Disappointment with the Socialists’ handling of the economy drove many voters to conservative or anti-immigrant far-right candidates in the elections Sunday and Hollande hopes the reshuffle will boost the government’s popularity.
He was expected to announce the new prime minister Monday evening, after having met with outgoing Prime Minister Jean-Marc Ayrault.
One of Hollande’s closest friends, Socialist Mayor of Dijon Francois Rebsamen, told RTL radio that popular Interior Minister Manuel Valls would be named prime minister. It could be several days before he announces his new Cabinet.

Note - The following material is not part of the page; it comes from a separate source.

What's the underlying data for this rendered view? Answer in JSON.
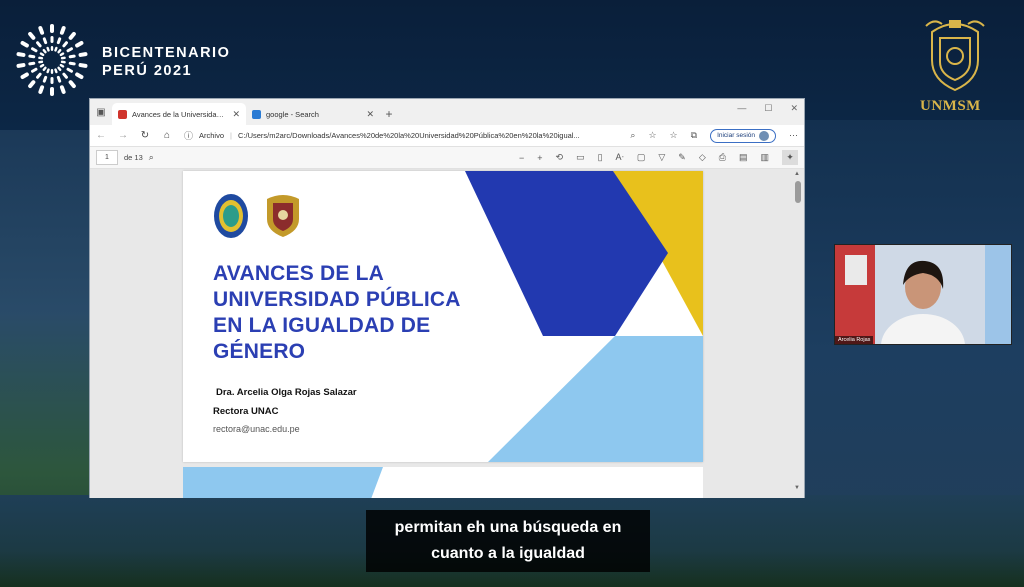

Ayrault conceded that the elections were “a defeat for the government.” The administration has failed to fulfill its promises to cut France’s more than 10 percent unemployment and boost growth, which was just 0.3 percent last year, according to figures released Monday.

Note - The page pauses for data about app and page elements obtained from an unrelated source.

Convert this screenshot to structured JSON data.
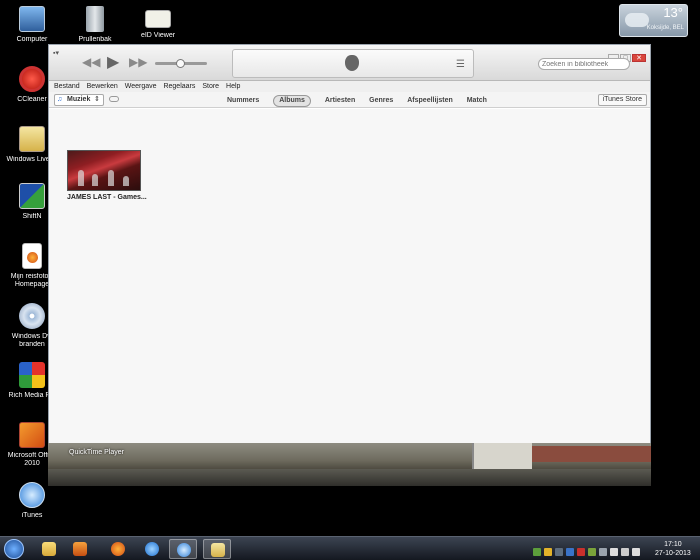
{
  "desktop_icons": [
    {
      "label": "Computer",
      "icon": "computer-icon"
    },
    {
      "label": "Prullenbak",
      "icon": "recycle-bin-icon"
    },
    {
      "label": "eID Viewer",
      "icon": "eid-viewer-icon"
    },
    {
      "label": "CCleaner",
      "icon": "ccleaner-icon"
    },
    {
      "label": "Windows Live M",
      "icon": "windows-live-mail-icon"
    },
    {
      "label": "ShiftN",
      "icon": "shiftn-icon"
    },
    {
      "label": "Mijn reisfoto's",
      "label2": "Homepage",
      "icon": "firefox-doc-icon"
    },
    {
      "label": "Windows Dvi",
      "label2": "branden",
      "icon": "dvd-icon"
    },
    {
      "label": "Rich Media Pla",
      "icon": "rich-media-player-icon"
    },
    {
      "label": "Microsoft Office",
      "label2": "2010",
      "icon": "office-icon"
    },
    {
      "label": "iTunes",
      "icon": "itunes-icon"
    }
  ],
  "weather": {
    "temperature": "13°",
    "location": "Koksijde, BEL"
  },
  "itunes": {
    "search_placeholder": "Zoeken in bibliotheek",
    "menu": [
      "Bestand",
      "Bewerken",
      "Weergave",
      "Regelaars",
      "Store",
      "Help"
    ],
    "source": "Muziek",
    "tabs": [
      "Nummers",
      "Albums",
      "Artiesten",
      "Genres",
      "Afspeellijsten",
      "Match"
    ],
    "active_tab": "Albums",
    "store_button": "iTunes Store",
    "albums": [
      {
        "title": "JAMES LAST - Games..."
      }
    ],
    "volume": 0.5
  },
  "quicktime": {
    "label": "QuickTime Player"
  },
  "clock": {
    "time": "17:10",
    "date": "27-10-2013"
  },
  "colors": {
    "accent": "#2f6fd2",
    "window_bg": "#f7f7f7",
    "taskbar": "#1c2230"
  }
}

Record-low voter turnout and the poor showing for Socialist candidates “really sends a message to Hollande that he has to change his Cabinet, he has to reshuffle,” said Hall Gardner, professor of politics at the American University of Paris.
Changes are especially expected in the Finance Ministry, which has scared away investors with high and complex taxes and struggled to find solutions to chronic low growth and growing joblessness.

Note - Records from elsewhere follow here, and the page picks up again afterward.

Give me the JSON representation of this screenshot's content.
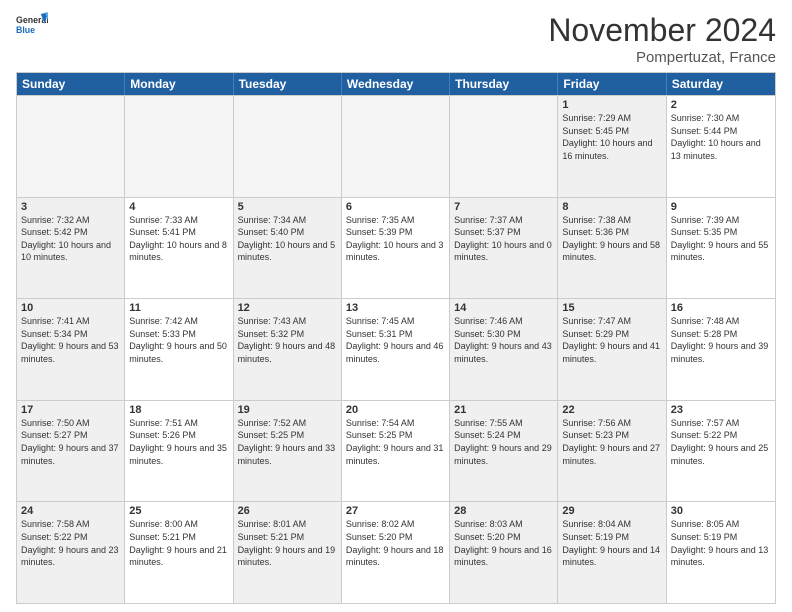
{
  "logo": {
    "line1": "General",
    "line2": "Blue"
  },
  "title": "November 2024",
  "location": "Pompertuzat, France",
  "headers": [
    "Sunday",
    "Monday",
    "Tuesday",
    "Wednesday",
    "Thursday",
    "Friday",
    "Saturday"
  ],
  "rows": [
    [
      {
        "day": "",
        "info": "",
        "empty": true
      },
      {
        "day": "",
        "info": "",
        "empty": true
      },
      {
        "day": "",
        "info": "",
        "empty": true
      },
      {
        "day": "",
        "info": "",
        "empty": true
      },
      {
        "day": "",
        "info": "",
        "empty": true
      },
      {
        "day": "1",
        "info": "Sunrise: 7:29 AM\nSunset: 5:45 PM\nDaylight: 10 hours and 16 minutes.",
        "shaded": true
      },
      {
        "day": "2",
        "info": "Sunrise: 7:30 AM\nSunset: 5:44 PM\nDaylight: 10 hours and 13 minutes."
      }
    ],
    [
      {
        "day": "3",
        "info": "Sunrise: 7:32 AM\nSunset: 5:42 PM\nDaylight: 10 hours and 10 minutes.",
        "shaded": true
      },
      {
        "day": "4",
        "info": "Sunrise: 7:33 AM\nSunset: 5:41 PM\nDaylight: 10 hours and 8 minutes."
      },
      {
        "day": "5",
        "info": "Sunrise: 7:34 AM\nSunset: 5:40 PM\nDaylight: 10 hours and 5 minutes.",
        "shaded": true
      },
      {
        "day": "6",
        "info": "Sunrise: 7:35 AM\nSunset: 5:39 PM\nDaylight: 10 hours and 3 minutes."
      },
      {
        "day": "7",
        "info": "Sunrise: 7:37 AM\nSunset: 5:37 PM\nDaylight: 10 hours and 0 minutes.",
        "shaded": true
      },
      {
        "day": "8",
        "info": "Sunrise: 7:38 AM\nSunset: 5:36 PM\nDaylight: 9 hours and 58 minutes.",
        "shaded": true
      },
      {
        "day": "9",
        "info": "Sunrise: 7:39 AM\nSunset: 5:35 PM\nDaylight: 9 hours and 55 minutes."
      }
    ],
    [
      {
        "day": "10",
        "info": "Sunrise: 7:41 AM\nSunset: 5:34 PM\nDaylight: 9 hours and 53 minutes.",
        "shaded": true
      },
      {
        "day": "11",
        "info": "Sunrise: 7:42 AM\nSunset: 5:33 PM\nDaylight: 9 hours and 50 minutes."
      },
      {
        "day": "12",
        "info": "Sunrise: 7:43 AM\nSunset: 5:32 PM\nDaylight: 9 hours and 48 minutes.",
        "shaded": true
      },
      {
        "day": "13",
        "info": "Sunrise: 7:45 AM\nSunset: 5:31 PM\nDaylight: 9 hours and 46 minutes."
      },
      {
        "day": "14",
        "info": "Sunrise: 7:46 AM\nSunset: 5:30 PM\nDaylight: 9 hours and 43 minutes.",
        "shaded": true
      },
      {
        "day": "15",
        "info": "Sunrise: 7:47 AM\nSunset: 5:29 PM\nDaylight: 9 hours and 41 minutes.",
        "shaded": true
      },
      {
        "day": "16",
        "info": "Sunrise: 7:48 AM\nSunset: 5:28 PM\nDaylight: 9 hours and 39 minutes."
      }
    ],
    [
      {
        "day": "17",
        "info": "Sunrise: 7:50 AM\nSunset: 5:27 PM\nDaylight: 9 hours and 37 minutes.",
        "shaded": true
      },
      {
        "day": "18",
        "info": "Sunrise: 7:51 AM\nSunset: 5:26 PM\nDaylight: 9 hours and 35 minutes."
      },
      {
        "day": "19",
        "info": "Sunrise: 7:52 AM\nSunset: 5:25 PM\nDaylight: 9 hours and 33 minutes.",
        "shaded": true
      },
      {
        "day": "20",
        "info": "Sunrise: 7:54 AM\nSunset: 5:25 PM\nDaylight: 9 hours and 31 minutes."
      },
      {
        "day": "21",
        "info": "Sunrise: 7:55 AM\nSunset: 5:24 PM\nDaylight: 9 hours and 29 minutes.",
        "shaded": true
      },
      {
        "day": "22",
        "info": "Sunrise: 7:56 AM\nSunset: 5:23 PM\nDaylight: 9 hours and 27 minutes.",
        "shaded": true
      },
      {
        "day": "23",
        "info": "Sunrise: 7:57 AM\nSunset: 5:22 PM\nDaylight: 9 hours and 25 minutes."
      }
    ],
    [
      {
        "day": "24",
        "info": "Sunrise: 7:58 AM\nSunset: 5:22 PM\nDaylight: 9 hours and 23 minutes.",
        "shaded": true
      },
      {
        "day": "25",
        "info": "Sunrise: 8:00 AM\nSunset: 5:21 PM\nDaylight: 9 hours and 21 minutes."
      },
      {
        "day": "26",
        "info": "Sunrise: 8:01 AM\nSunset: 5:21 PM\nDaylight: 9 hours and 19 minutes.",
        "shaded": true
      },
      {
        "day": "27",
        "info": "Sunrise: 8:02 AM\nSunset: 5:20 PM\nDaylight: 9 hours and 18 minutes."
      },
      {
        "day": "28",
        "info": "Sunrise: 8:03 AM\nSunset: 5:20 PM\nDaylight: 9 hours and 16 minutes.",
        "shaded": true
      },
      {
        "day": "29",
        "info": "Sunrise: 8:04 AM\nSunset: 5:19 PM\nDaylight: 9 hours and 14 minutes.",
        "shaded": true
      },
      {
        "day": "30",
        "info": "Sunrise: 8:05 AM\nSunset: 5:19 PM\nDaylight: 9 hours and 13 minutes."
      }
    ]
  ]
}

Hollande is expected to stick to a grand plan for a payroll tax cut aimed at creating jobs – even though it also involves unpopular spending cuts.
The biggest winners in Sunday’s vote were candidates from the far right National Front, who won mayoral races in 12 towns and took 1,546 city and town council seats, the party said Monday. That’s less than some Socialists had feared, but still a record-high number for the party, whose leader Marine Le Pen has tried to soften its xenophobic image and tapped into widespread discontent with mainstream politics.
Meanwhile, bad economic news keeps coming. The state statistics agency said Monday that the deficit shrank less than expected last year – prompting a rebuke from the EU economy commissioner – and debt continued to grow to 93.5 percent of GDP.
The French economy avoided sinking into a new recession, growing 0.3 percent in the fourth quarter, but overall prospects for growth are slow.
Thomas Adamson and Angela Charlton in Paris and Juergen Baetz in Brussels contributed to this report.